EXERCISE OBJECTIVE:
Scan the entries below for the string "rest" and copy every line where it turns up.

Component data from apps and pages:
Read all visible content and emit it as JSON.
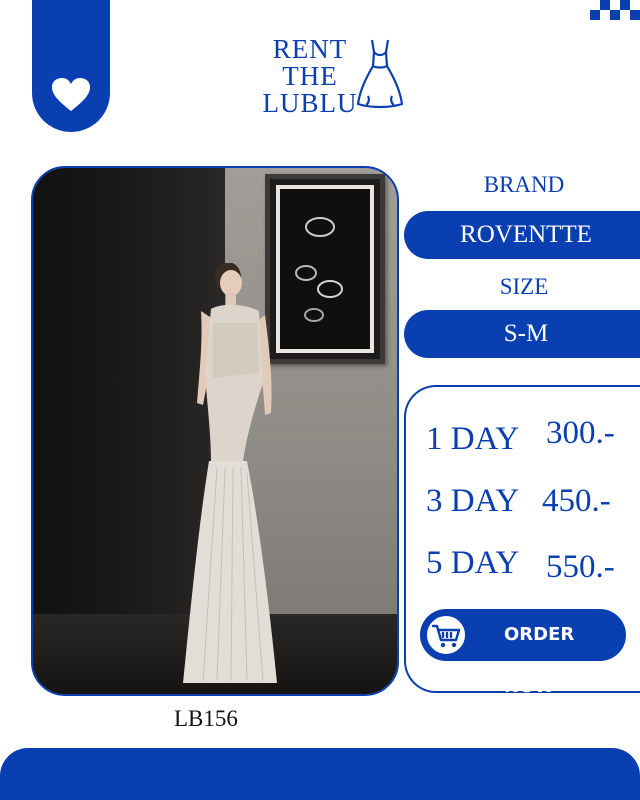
{
  "brand": {
    "name_line1": "RENT",
    "name_line2": "THE",
    "name_line3": "LUBLU"
  },
  "product": {
    "code": "LB156",
    "brand_label": "BRAND",
    "brand_value": "ROVENTTE",
    "size_label": "SIZE",
    "size_value": "S-M"
  },
  "pricing": [
    {
      "duration": "1 DAY",
      "price": "300.-"
    },
    {
      "duration": "3 DAY",
      "price": "450.-"
    },
    {
      "duration": "5 DAY",
      "price": "550.-"
    }
  ],
  "order_button": {
    "label": "ORDER NOW",
    "icon": "shopping-cart-icon"
  },
  "colors": {
    "accent": "#0a3fb1",
    "background": "#ffffff"
  },
  "icons": {
    "favorite": "heart-icon",
    "logo": "dress-icon",
    "corner": "checkered-pattern"
  }
}
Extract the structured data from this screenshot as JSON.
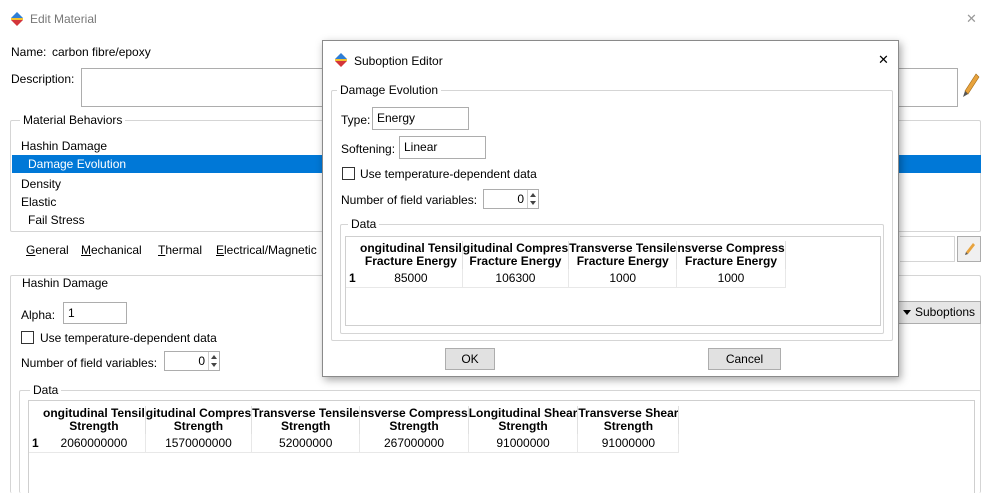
{
  "main_window": {
    "title": "Edit Material",
    "close_glyph": "✕",
    "name_label": "Name:",
    "name_value": "carbon fibre/epoxy",
    "description_label": "Description:",
    "behaviors_group_label": "Material Behaviors",
    "behaviors": [
      {
        "label": "Hashin Damage",
        "indent": false,
        "selected": false
      },
      {
        "label": "Damage Evolution",
        "indent": true,
        "selected": true
      },
      {
        "label": "Density",
        "indent": false,
        "selected": false
      },
      {
        "label": "Elastic",
        "indent": false,
        "selected": false
      },
      {
        "label": "Fail Stress",
        "indent": true,
        "selected": false
      }
    ],
    "menu_tabs": [
      {
        "first": "G",
        "rest": "eneral"
      },
      {
        "first": "M",
        "rest": "echanical"
      },
      {
        "first": "T",
        "rest": "hermal"
      },
      {
        "first": "E",
        "rest": "lectrical/Magnetic"
      }
    ],
    "section_title": "Hashin Damage",
    "alpha_label": "Alpha:",
    "alpha_value": "1",
    "temp_dependent_label": "Use temperature-dependent data",
    "field_vars_label": "Number of field variables:",
    "field_vars_value": "0",
    "suboptions_label": "Suboptions",
    "data_group_label": "Data",
    "table": {
      "headers": [
        [
          "ongitudinal Tensil",
          "Strength"
        ],
        [
          "gitudinal Compres",
          "Strength"
        ],
        [
          "Transverse Tensile",
          "Strength"
        ],
        [
          "nsverse Compress",
          "Strength"
        ],
        [
          "Longitudinal Shear",
          "Strength"
        ],
        [
          "Transverse Shear",
          "Strength"
        ]
      ],
      "rows": [
        {
          "num": "1",
          "cells": [
            "2060000000",
            "1570000000",
            "52000000",
            "267000000",
            "91000000",
            "91000000"
          ]
        }
      ]
    }
  },
  "dialog": {
    "title": "Suboption Editor",
    "close_glyph": "✕",
    "group_label": "Damage Evolution",
    "type_label": "Type:",
    "type_value": "Energy",
    "softening_label": "Softening:",
    "softening_value": "Linear",
    "temp_dependent_label": "Use temperature-dependent data",
    "field_vars_label": "Number of field variables:",
    "field_vars_value": "0",
    "data_group_label": "Data",
    "table": {
      "headers": [
        [
          "ongitudinal Tensil",
          "Fracture Energy"
        ],
        [
          "gitudinal Compres",
          "Fracture Energy"
        ],
        [
          "Transverse Tensile",
          "Fracture Energy"
        ],
        [
          "nsverse Compress",
          "Fracture Energy"
        ]
      ],
      "rows": [
        {
          "num": "1",
          "cells": [
            "85000",
            "106300",
            "1000",
            "1000"
          ]
        }
      ]
    },
    "ok_label": "OK",
    "cancel_label": "Cancel"
  },
  "colors": {
    "selection": "#0078d7",
    "border": "#adadad",
    "button_bg": "#e1e1e1",
    "dialog_border": "#8a8a8a"
  }
}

RESPONSE TO THIS TASK:
        "rest": "eneral"
        "rest": "echanical"
        "rest": "hermal"
        "rest": "lectrical/Magnetic"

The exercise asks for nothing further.